Department of Computer Science at UH

University of Houston

Department of Computer Science

In Partial Fulfillment of the Requirements for the Degree of
Doctor of Philosophy

Ayodunni Aribuki

Will defend her dissertation

A High-Level Programming Model for Embedded Multicore Processors


Traditionally, embedded programmers have relied on using low-level mechanisms for coordinating parallelism and managing memory. This is typically a herculean task, especially considering that this approach is processor-specific and requires that the process must be redone to target different deployment processors. As multicore technology becomes more prevalent in embedded systems, high-level approaches are being sought to improve programmer burden as they write code for more complex multicore systems. This dissertation explores implementing a high-level shared-memory parallel programming model for embedded multicore processors. The processor representative of this type that is used for this work is the TMS320C6678 (also referred to as C6678) digital signal processor (DSP) manufactured by Texas Instruments.

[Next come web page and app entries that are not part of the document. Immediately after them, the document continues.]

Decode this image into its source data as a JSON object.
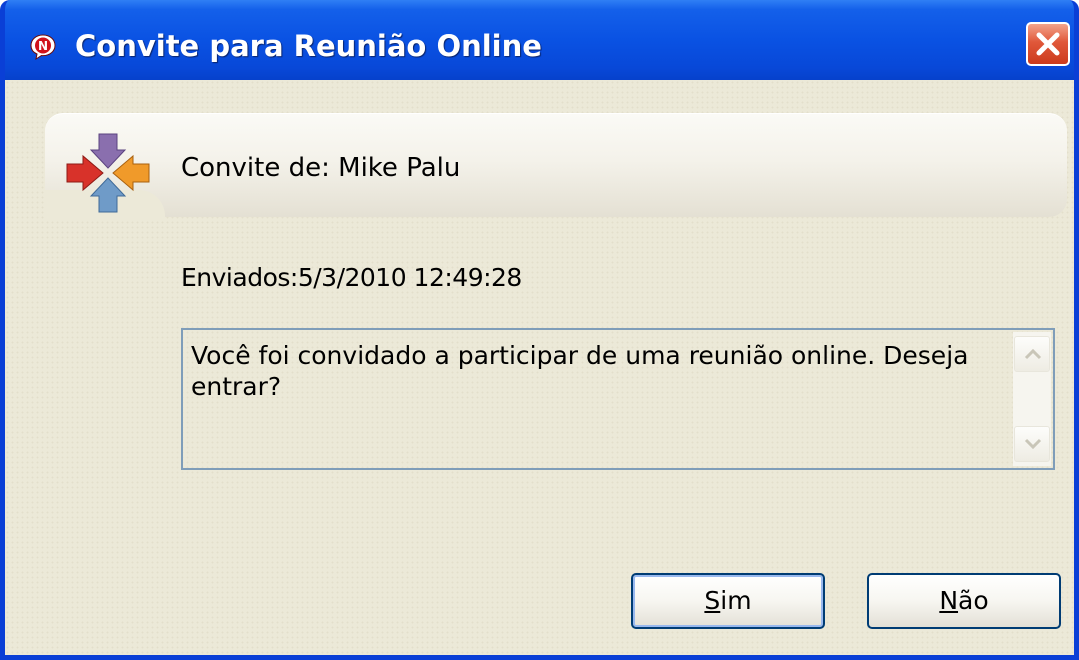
{
  "window": {
    "title": "Convite para Reunião Online",
    "app_icon": "novell-n-icon",
    "close_icon": "close-x-icon"
  },
  "invite": {
    "icon": "meeting-arrows-icon",
    "from_label": "Convite de:",
    "from_name": "Mike Palu",
    "sent_label": "Enviados:",
    "sent_datetime": "5/3/2010 12:49:28",
    "message": "Você foi convidado a participar de uma reunião online. Deseja entrar?"
  },
  "buttons": {
    "yes_mnemonic": "S",
    "yes_rest": "im",
    "no_mnemonic": "N",
    "no_rest": "ão"
  },
  "colors": {
    "titlebar": "#0a52e3",
    "window_bg": "#ece9d8",
    "close_button": "#e0583a",
    "field_border": "#7f9db9"
  }
}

The C6678 is a high-performance fixed and floating-point DSP that comprises eight DSP core subsystems. In addition to external memory, it has roughly 8MB of on-chip memory, most of which may be configured as either cache or scratchpad. When a portion of its local on-chip memory is configured as cache, software-controlled mechanisms must be used to manage the coherence of shared data that is cached in core-local memories. When configured as scratchpad, software-controlled mechanisms are also necessary to manage data movements between memory segments within the memory hierarchy. This memory organization brings additional challenges when developing applications for the C6678 as well as other processors with similar memory setups.

In this dissertation, we present a compiler implementation of a high-level programming model for managing parallelism in the C6678. This implementation is leveraged to automatically utilize scratchpad memory without additional intervention from the programmer. A high-level construct is also introduced for controlling data placement. An assessment of the performance impact of various memory configurations of the C6678 is also presented.


Date: Monday, July 22, 2013
Time: 1:00 PM
Place: PGH 550

Faculty, students, and the general public are invited.
Advisor: Dr. Ernst Leiss